*Your instructions*: Repeat the records below exactly, leaving out every picture.

++++++++

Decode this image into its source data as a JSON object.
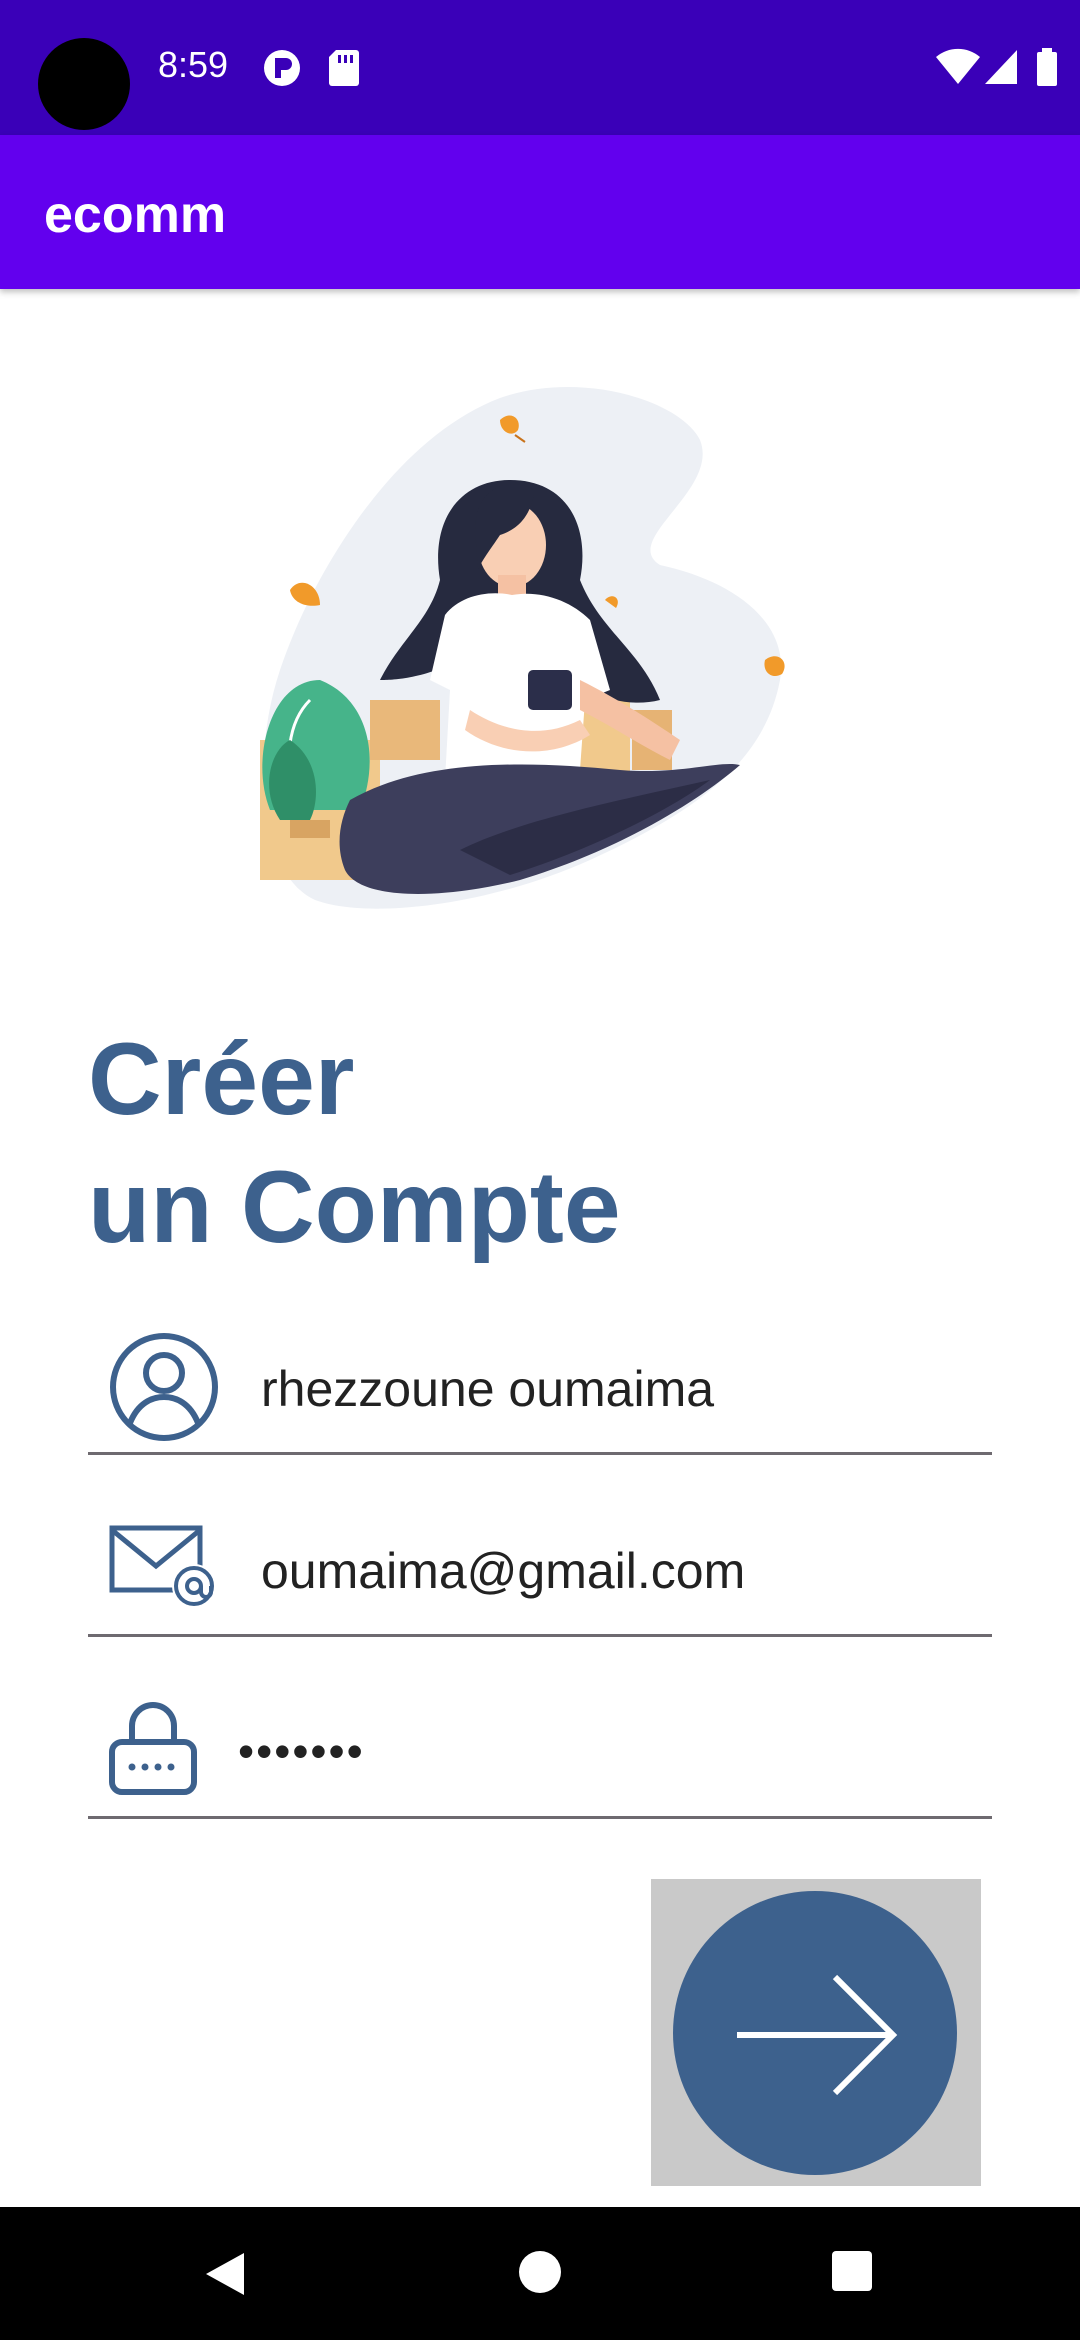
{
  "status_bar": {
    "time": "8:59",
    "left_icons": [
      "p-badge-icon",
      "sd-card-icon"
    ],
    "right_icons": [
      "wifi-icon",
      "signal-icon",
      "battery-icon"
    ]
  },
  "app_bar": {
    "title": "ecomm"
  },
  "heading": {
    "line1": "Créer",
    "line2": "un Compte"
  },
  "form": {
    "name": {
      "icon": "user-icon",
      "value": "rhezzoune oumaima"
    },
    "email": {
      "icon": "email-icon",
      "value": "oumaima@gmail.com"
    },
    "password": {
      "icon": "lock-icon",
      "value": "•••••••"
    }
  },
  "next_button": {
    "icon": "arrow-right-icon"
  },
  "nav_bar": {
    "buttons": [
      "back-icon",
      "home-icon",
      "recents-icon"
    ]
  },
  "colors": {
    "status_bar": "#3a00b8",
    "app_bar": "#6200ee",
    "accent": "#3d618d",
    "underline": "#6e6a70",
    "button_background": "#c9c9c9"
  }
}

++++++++

*Expected output*:
Decode this image into its source data as a JSON object.
{
  "status_bar": {
    "time": "8:59",
    "left_icons": [
      "p-badge-icon",
      "sd-card-icon"
    ],
    "right_icons": [
      "wifi-icon",
      "signal-icon",
      "battery-icon"
    ]
  },
  "app_bar": {
    "title": "ecomm"
  },
  "heading": {
    "line1": "Créer",
    "line2": "un Compte"
  },
  "form": {
    "name": {
      "icon": "user-icon",
      "value": "rhezzoune oumaima"
    },
    "email": {
      "icon": "email-icon",
      "value": "oumaima@gmail.com"
    },
    "password": {
      "icon": "lock-icon",
      "value": "•••••••"
    }
  },
  "next_button": {
    "icon": "arrow-right-icon"
  },
  "nav_bar": {
    "buttons": [
      "back-icon",
      "home-icon",
      "recents-icon"
    ]
  },
  "colors": {
    "status_bar": "#3a00b8",
    "app_bar": "#6200ee",
    "accent": "#3d618d",
    "underline": "#6e6a70",
    "button_background": "#c9c9c9"
  }
}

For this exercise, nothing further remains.